The right to petition the European Parliament

19-06-2015

The right to petition the European Parliament (EP) was formally set out in the Maastricht Treaty as one of the rights of European Union citizenship. Parliament's predecessors, from the beginnings of the Communities in the 1950s, had already recognised the importance of receiving petitions from citizens, and this has become a major expression of the Parliament's role as direct representative of EU citizens. The EP's practice is based on those of national parliaments, though is more extensive compared to many national parliaments in terms of scope. The right of petition has developed substantially over time. In particular petitions addressed to the EP's Committee on Petitions (PETI Committee) and then transferred to the Commission can potentially lead to infringement procedures against Member States. There are, however, still some issues over effectively ensuring the exercise of the right – in particular concerning the responsiveness of the Commission and involving national parliaments more effectively. These have led to a number of suggestions regarding the deadlines for the Commission to respond to PETI Committee requests for information and follow-up, and on ensuring regular information flow between the EP and the Commission. Other practical proposals deal with cooperation with national parliaments, in particular through a network involving the EP and national parliaments, and the closer involvement of Member States' representatives in the PETI Committee's meetings. Suggestions also concern achieving greater visibility and effectiveness of the PETI Committee within the European Parliament itself, including developments of its own procedure.

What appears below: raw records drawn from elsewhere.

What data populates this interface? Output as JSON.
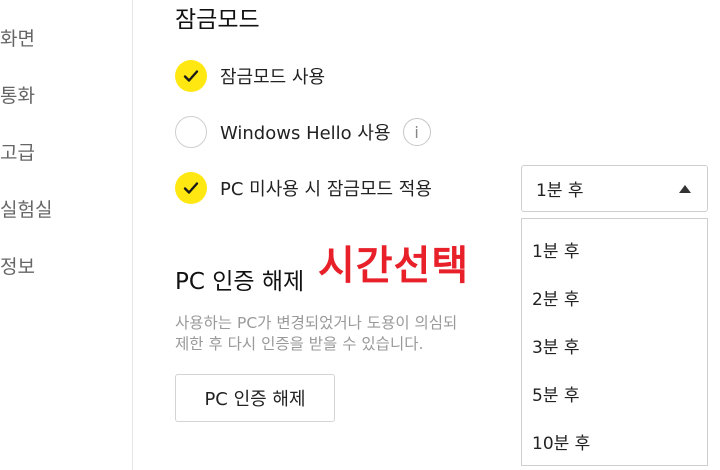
{
  "sidebar": {
    "items": [
      {
        "label": "화면"
      },
      {
        "label": "통화"
      },
      {
        "label": "고급"
      },
      {
        "label": "실험실"
      },
      {
        "label": "정보"
      }
    ]
  },
  "lock_mode": {
    "title": "잠금모드",
    "options": [
      {
        "label": "잠금모드 사용",
        "checked": true
      },
      {
        "label": "Windows Hello 사용",
        "checked": false,
        "icon": "info-icon",
        "icon_glyph": "i"
      },
      {
        "label": "PC 미사용 시 잠금모드 적용",
        "checked": true
      }
    ],
    "timeout_select": {
      "selected": "1분 후",
      "options": [
        "1분 후",
        "2분 후",
        "3분 후",
        "5분 후",
        "10분 후"
      ]
    }
  },
  "annotation": {
    "text": "시간선택",
    "color": "#e8202a"
  },
  "pc_auth": {
    "title": "PC 인증 해제",
    "description_lines": [
      "사용하는 PC가 변경되었거나 도용이 의심되",
      "제한 후 다시 인증을 받을 수 있습니다."
    ],
    "button_label": "PC 인증 해제"
  },
  "colors": {
    "accent": "#ffe812",
    "annotation": "#e8202a"
  }
}
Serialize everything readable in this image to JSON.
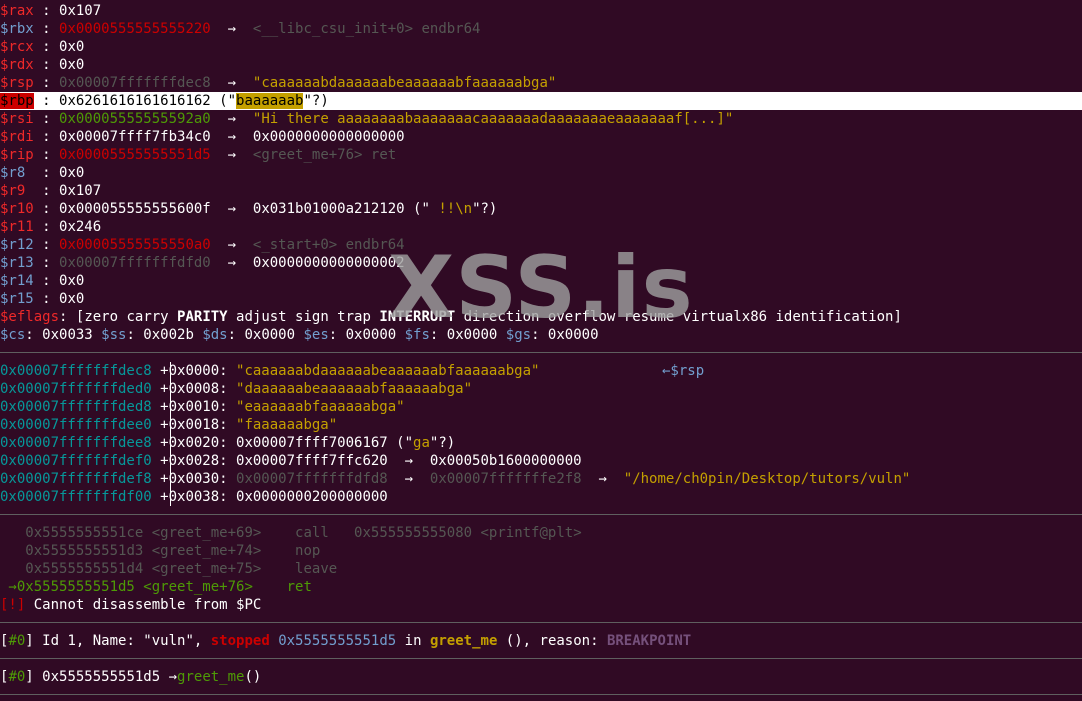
{
  "registers": [
    {
      "name": "$rax",
      "sep": " : ",
      "value": "0x107",
      "arrow": "",
      "target": "",
      "tclass": "",
      "cclass": "reg",
      "vclass": "wht"
    },
    {
      "name": "$rbx",
      "sep": " : ",
      "value": "0x0000555555555220",
      "arrow": "  →  ",
      "target": "<__libc_csu_init+0> endbr64",
      "tclass": "mute",
      "cclass": "regb",
      "vclass": "red"
    },
    {
      "name": "$rcx",
      "sep": " : ",
      "value": "0x0",
      "arrow": "",
      "target": "",
      "tclass": "",
      "cclass": "reg",
      "vclass": "wht"
    },
    {
      "name": "$rdx",
      "sep": " : ",
      "value": "0x0",
      "arrow": "",
      "target": "",
      "tclass": "",
      "cclass": "reg",
      "vclass": "wht"
    },
    {
      "name": "$rsp",
      "sep": " : ",
      "value": "0x00007fffffffdec8",
      "arrow": "  →  ",
      "target": "\"caaaaaabdaaaaaabeaaaaaabfaaaaaabga\"",
      "tclass": "yel",
      "cclass": "reg",
      "vclass": "mute"
    }
  ],
  "rbp": {
    "name": "$rbp",
    "sep": " : ",
    "value": "0x6261616161616162 (\"",
    "boxed": "baaaaaab",
    "tail": "\"?)"
  },
  "registers2": [
    {
      "name": "$rsi",
      "sep": " : ",
      "value": "0x00005555555592a0",
      "arrow": "  →  ",
      "target": "\"Hi there aaaaaaaabaaaaaaacaaaaaaadaaaaaaaeaaaaaaaf[...]\"",
      "tclass": "yel",
      "cclass": "reg",
      "vclass": "grn"
    },
    {
      "name": "$rdi",
      "sep": " : ",
      "value": "0x00007ffff7fb34c0",
      "arrow": "  →  ",
      "target": "0x0000000000000000",
      "tclass": "wht",
      "cclass": "reg",
      "vclass": "wht"
    },
    {
      "name": "$rip",
      "sep": " : ",
      "value": "0x00005555555551d5",
      "arrow": "  →  ",
      "target": "<greet_me+76> ret",
      "tclass": "mute",
      "cclass": "reg",
      "vclass": "red"
    },
    {
      "name": "$r8",
      "sep": "  : ",
      "value": "0x0",
      "arrow": "",
      "target": "",
      "tclass": "",
      "cclass": "regb",
      "vclass": "wht"
    },
    {
      "name": "$r9",
      "sep": "  : ",
      "value": "0x107",
      "arrow": "",
      "target": "",
      "tclass": "",
      "cclass": "reg",
      "vclass": "wht"
    },
    {
      "name": "$r10",
      "sep": " : ",
      "value": "0x000055555555600f",
      "arrow": "  →  ",
      "target": "0x031b01000a212120 (\"",
      "tclass": "wht",
      "cclass": "reg",
      "vclass": "wht",
      "extra": " !!\\n",
      "extraclass": "yel",
      "extra2": "\"?)"
    },
    {
      "name": "$r11",
      "sep": " : ",
      "value": "0x246",
      "arrow": "",
      "target": "",
      "tclass": "",
      "cclass": "reg",
      "vclass": "wht"
    },
    {
      "name": "$r12",
      "sep": " : ",
      "value": "0x00005555555550a0",
      "arrow": "  →  ",
      "target": "<_start+0> endbr64",
      "tclass": "mute",
      "cclass": "regb",
      "vclass": "red"
    },
    {
      "name": "$r13",
      "sep": " : ",
      "value": "0x00007fffffffdfd0",
      "arrow": "  →  ",
      "target": "0x0000000000000002",
      "tclass": "wht",
      "cclass": "regb",
      "vclass": "mute"
    },
    {
      "name": "$r14",
      "sep": " : ",
      "value": "0x0",
      "arrow": "",
      "target": "",
      "tclass": "",
      "cclass": "regb",
      "vclass": "wht"
    },
    {
      "name": "$r15",
      "sep": " : ",
      "value": "0x0",
      "arrow": "",
      "target": "",
      "tclass": "",
      "cclass": "regb",
      "vclass": "wht"
    }
  ],
  "eflags": {
    "label": "$eflags",
    "sep": ": [",
    "f1": "zero carry ",
    "f2": "PARITY",
    "f3": " adjust sign trap ",
    "f4": "INTERRUPT",
    "f5": " direction overflow resume virtualx86 identification]"
  },
  "segments": [
    {
      "name": "$cs",
      "value": ": 0x0033 "
    },
    {
      "name": "$ss",
      "value": ": 0x002b "
    },
    {
      "name": "$ds",
      "value": ": 0x0000 "
    },
    {
      "name": "$es",
      "value": ": 0x0000 "
    },
    {
      "name": "$fs",
      "value": ": 0x0000 "
    },
    {
      "name": "$gs",
      "value": ": 0x0000"
    }
  ],
  "stack": [
    {
      "addr": "0x00007fffffffdec8",
      "off": "+0x0000: ",
      "content": "\"caaaaaabdaaaaaabeaaaaaabfaaaaaabga\"",
      "cclass": "yel",
      "note": "←$rsp"
    },
    {
      "addr": "0x00007fffffffded0",
      "off": "+0x0008: ",
      "content": "\"daaaaaabeaaaaaabfaaaaaabga\"",
      "cclass": "yel",
      "note": ""
    },
    {
      "addr": "0x00007fffffffded8",
      "off": "+0x0010: ",
      "content": "\"eaaaaaabfaaaaaabga\"",
      "cclass": "yel",
      "note": ""
    },
    {
      "addr": "0x00007fffffffdee0",
      "off": "+0x0018: ",
      "content": "\"faaaaaabga\"",
      "cclass": "yel",
      "note": ""
    },
    {
      "addr": "0x00007fffffffdee8",
      "off": "+0x0020: ",
      "content": "0x00007ffff7006167 (\"",
      "cclass": "wht",
      "note": "",
      "x1": "ga",
      "x2": "\"?)"
    },
    {
      "addr": "0x00007fffffffdef0",
      "off": "+0x0028: ",
      "content": "0x00007ffff7ffc620  →  0x00050b1600000000",
      "cclass": "wht",
      "note": ""
    },
    {
      "addr": "0x00007fffffffdef8",
      "off": "+0x0030: ",
      "content": "0x00007fffffffdfd8",
      "cclass": "mute",
      "note": "",
      "a1": "  →  ",
      "a2": "0x00007fffffffe2f8",
      "a3": "  →  ",
      "a4": "\"/home/ch0pin/Desktop/tutors/vuln\""
    },
    {
      "addr": "0x00007fffffffdf00",
      "off": "+0x0038: ",
      "content": "0x0000000200000000",
      "cclass": "wht",
      "note": ""
    }
  ],
  "disasm": [
    {
      "arrow": "   ",
      "addr": "0x5555555551ce",
      "sym": " <greet_me+69>",
      "gap": "    ",
      "ins": "call   0x555555555080 <printf@plt>",
      "cls": "mute"
    },
    {
      "arrow": "   ",
      "addr": "0x5555555551d3",
      "sym": " <greet_me+74>",
      "gap": "    ",
      "ins": "nop",
      "cls": "mute"
    },
    {
      "arrow": "   ",
      "addr": "0x5555555551d4",
      "sym": " <greet_me+75>",
      "gap": "    ",
      "ins": "leave",
      "cls": "mute"
    },
    {
      "arrow": " →",
      "addr": "0x5555555551d5",
      "sym": " <greet_me+76>",
      "gap": "    ",
      "ins": "ret",
      "cls": "grn"
    }
  ],
  "error": {
    "badge": "[!]",
    "text": " Cannot disassemble from $PC"
  },
  "threads": {
    "open": "[",
    "num": "#0",
    "close": "]",
    "t1": " Id 1, Name: \"vuln\", ",
    "status": "stopped",
    "t2": " ",
    "addr": "0x5555555551d5",
    "t3": " in ",
    "func": "greet_me",
    "t4": " (), reason: ",
    "reason": "BREAKPOINT"
  },
  "trace": {
    "open": "[",
    "num": "#0",
    "close": "]",
    "t1": " 0x5555555551d5 →",
    "func": "greet_me",
    "t2": "()"
  },
  "watermark": "XSS.is"
}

The right to petition the European Parliament (EP) was formally set out in the Maastricht Treaty as one of the rights of European Union citizenship. Parliament's predecessors, from the beginnings of the Communities in the 1950s, had already recognised the importance of receiving petitions from citizens, and this has become a major expression of the Parliament's role as direct representative of EU citizens. The EP's practice is based on those of national parliaments, though is more extensive compared to many national parliaments in terms of scope. The right of petition has developed substantially over time. In particular petitions addressed to the EP's Committee on Petitions (PETI Committee) and then transferred to the Commission can potentially lead to infringement procedures against Member States. There are, however, still some issues over effectively ensuring the exercise of the right – in particular concerning the responsiveness of the Commission and involving national parliaments more effectively. These have led to a number of suggestions regarding the deadlines for the Commission to respond to PETI Committee requests for information and follow-up, and on ensuring regular information flow between the EP and the Commission. Other practical proposals deal with cooperation with national parliaments, in particular through a network involving the EP and national parliaments, and the closer involvement of Member States' representatives in the PETI Committee's meetings. Suggestions also concern achieving greater visibility and effectiveness of the PETI Committee within the European Parliament itself, including developments of its own procedure.